Wallace’s head disappeared in a blur of red. The dog’s body flopped into the air, danced on its hind legs for a moment, hit the ground, twitched and was still.
My hands went to my head, and my mouth opened.
The man cracked the shotgun, and two spent shells ejected. He blew away gun smoke, reloaded and snapped the breach locked.
I said, “You killed my dog.”
He bent and picked up the spent casings.
“Why did you kill my dog?”
He didn’t look at me. “Can’t have dogs stealing chickens.”
He turned on his heel and slid into the bush.
I walked up to Wallace’s body. Headless, he was skin and bones. I caught a sob in my throat. The images of his death throes were imprinted on my brain. My forehead had a slippery coat of sweat that smelled of stress. I looked over the scene of the crime. The chicken had been hit with pellets and was dead. Next to Wallace’s body was a jagged rock splattered with his blood. I picked it up. It had heft. My face and neck got hot. I gripped the rock tightly with a sweated palm, turned and strode into the brier.
Joe Giordano was born in Brooklyn. He and his wife, Jane, lived in Greece, Brazil, Belgium and Netherlands. They now live in Texas with their little Shih Tzu, Sophia.

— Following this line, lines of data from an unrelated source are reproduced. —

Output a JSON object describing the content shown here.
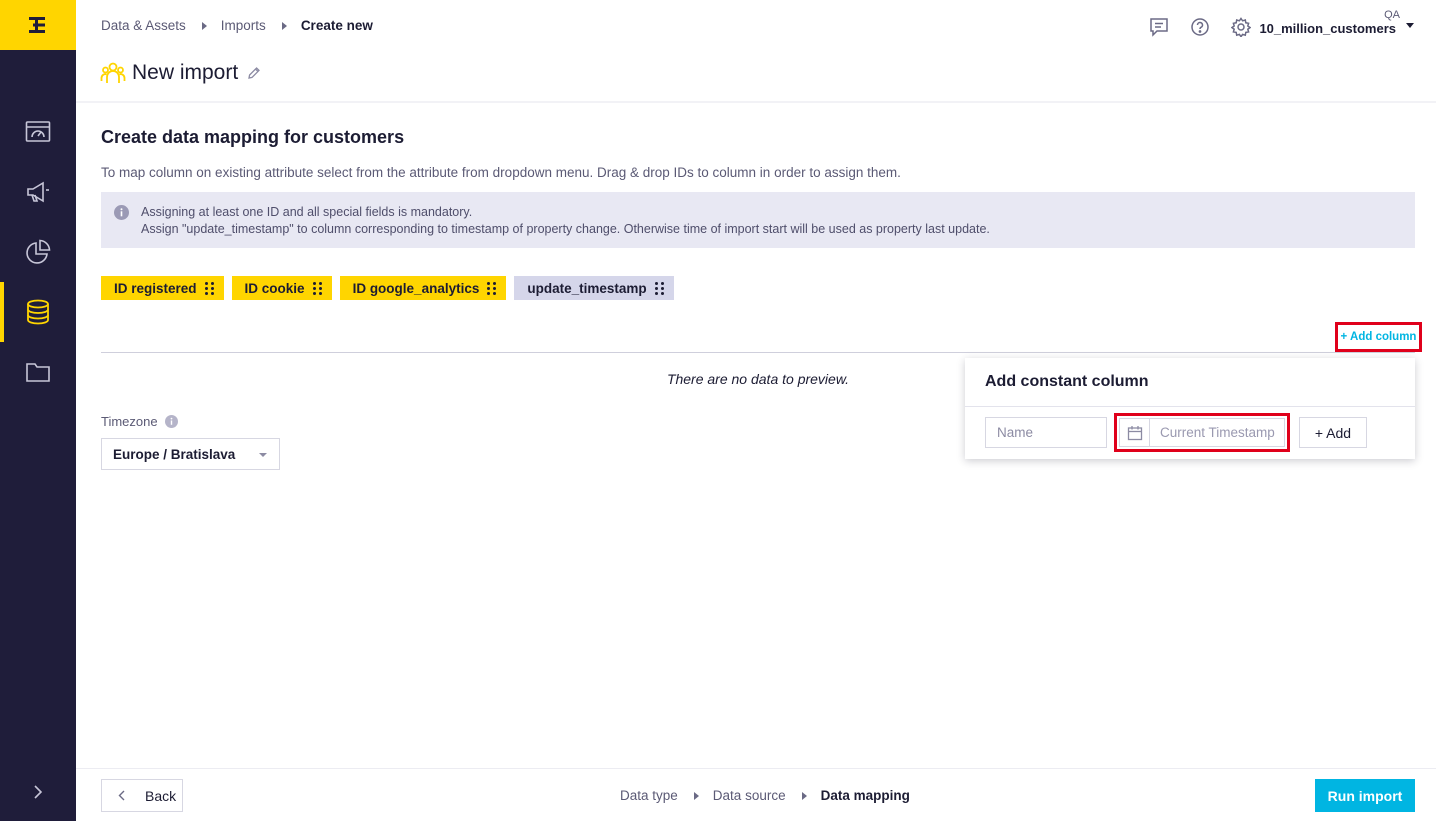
{
  "sidebar": {
    "logo": "E",
    "items": [
      {
        "name": "dashboard-icon",
        "active": false
      },
      {
        "name": "campaigns-icon",
        "active": false
      },
      {
        "name": "analyses-icon",
        "active": false
      },
      {
        "name": "data-assets-icon",
        "active": true
      },
      {
        "name": "files-icon",
        "active": false
      }
    ],
    "expand_icon": "chevron-right-icon"
  },
  "breadcrumb": {
    "items": [
      "Data & Assets",
      "Imports"
    ],
    "current": "Create new"
  },
  "header": {
    "icons": [
      "chat-icon",
      "help-icon",
      "gear-icon"
    ],
    "org": "QA",
    "project": "10_million_customers"
  },
  "page": {
    "title": "New import",
    "title_icon": "customers-icon",
    "edit_icon": "pencil-icon"
  },
  "mapping": {
    "title": "Create data mapping for customers",
    "description": "To map column on existing attribute select from the attribute from dropdown menu. Drag & drop IDs to column in order to assign them.",
    "info_lines": [
      "Assigning at least one ID and all special fields is mandatory.",
      "Assign \"update_timestamp\" to column corresponding to timestamp of property change. Otherwise time of import start will be used as property last update."
    ],
    "chips": [
      {
        "label": "ID registered"
      },
      {
        "label": "ID cookie"
      },
      {
        "label": "ID google_analytics"
      },
      {
        "label": "update_timestamp"
      }
    ],
    "add_column_label": "+ Add column",
    "empty_text": "There are no data to preview."
  },
  "timezone": {
    "label": "Timezone",
    "value": "Europe / Bratislava"
  },
  "popover": {
    "title": "Add constant column",
    "name_placeholder": "Name",
    "timestamp_placeholder": "Current Timestamp",
    "add_label": "+ Add"
  },
  "footer": {
    "back_label": "Back",
    "steps": [
      "Data type",
      "Data source"
    ],
    "current_step": "Data mapping",
    "run_label": "Run import"
  },
  "colors": {
    "sidebar": "#1f1d3a",
    "brand_yellow": "#ffd500",
    "accent_cyan": "#00b5e2",
    "highlight_red": "#e0001b",
    "chip_alt": "#d5d6ea",
    "info_bg": "#e8e8f3"
  }
}
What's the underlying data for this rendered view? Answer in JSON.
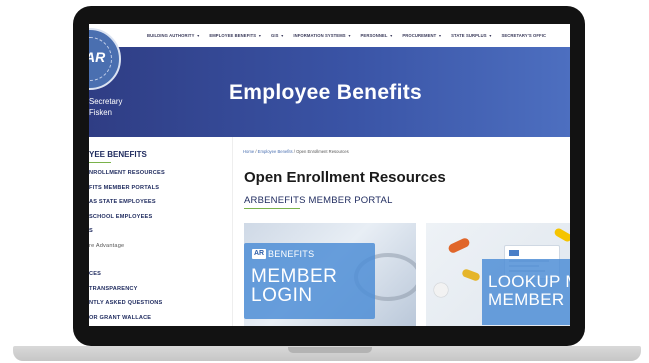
{
  "topnav": {
    "items": [
      "BUILDING AUTHORITY",
      "EMPLOYEE BENEFITS",
      "GIS",
      "INFORMATION SYSTEMS",
      "PERSONNEL",
      "PROCUREMENT",
      "STATE SURPLUS",
      "SECRETARY'S OFFIC"
    ],
    "caret": "▼"
  },
  "header": {
    "seal_text": "AR",
    "office_line1": "Secretary",
    "office_line2": "Fisken",
    "title": "Employee Benefits"
  },
  "sidebar": {
    "header": "YEE BENEFITS",
    "items": [
      "NROLLMENT RESOURCES",
      "FITS MEMBER PORTALS",
      "AS STATE EMPLOYEES",
      "SCHOOL EMPLOYEES",
      "S",
      "re Advantage",
      "CES",
      "TRANSPARENCY",
      "NTLY ASKED QUESTIONS",
      "OR GRANT WALLACE"
    ]
  },
  "content": {
    "breadcrumb": {
      "home": "Home",
      "section": "Employee Benefits",
      "current": "Open Enrollment Resources",
      "separator": " / "
    },
    "title": "Open Enrollment Resources",
    "portal_heading": "ARBENEFITS MEMBER PORTAL",
    "card_member": {
      "badge": "AR",
      "brand": "BENEFITS",
      "line1": "MEMBER",
      "line2": "LOGIN"
    },
    "card_lookup": {
      "line1": "LOOKUP M",
      "line2": "MEMBER"
    }
  },
  "colors": {
    "hero_start": "#2f3d84",
    "hero_end": "#4d6fc0",
    "accent_green": "#7ab24a",
    "navy_text": "#1e2a5e",
    "card_blue": "#4f8ed6"
  }
}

Joe’s stories appeared in Alliterati Magazine, Ascent Aspirations Magazine, Bartleby Snopes, Black Fox Literary Magazine, Black Heart Magazine, Blue Lake Review, Bong is Bard, Crack the Spine, Forge, Infective Ink, Johnny America, Marco Polo Arts Magazine, Milk Sugar, The Newer York. Orion Headless, River Lit Magazine, River Poets Journal, The Shine Journal, The Stone Hobo, The Summerset Review, The Waterhouse Review, Writers Abroad, and The Zodiac Review.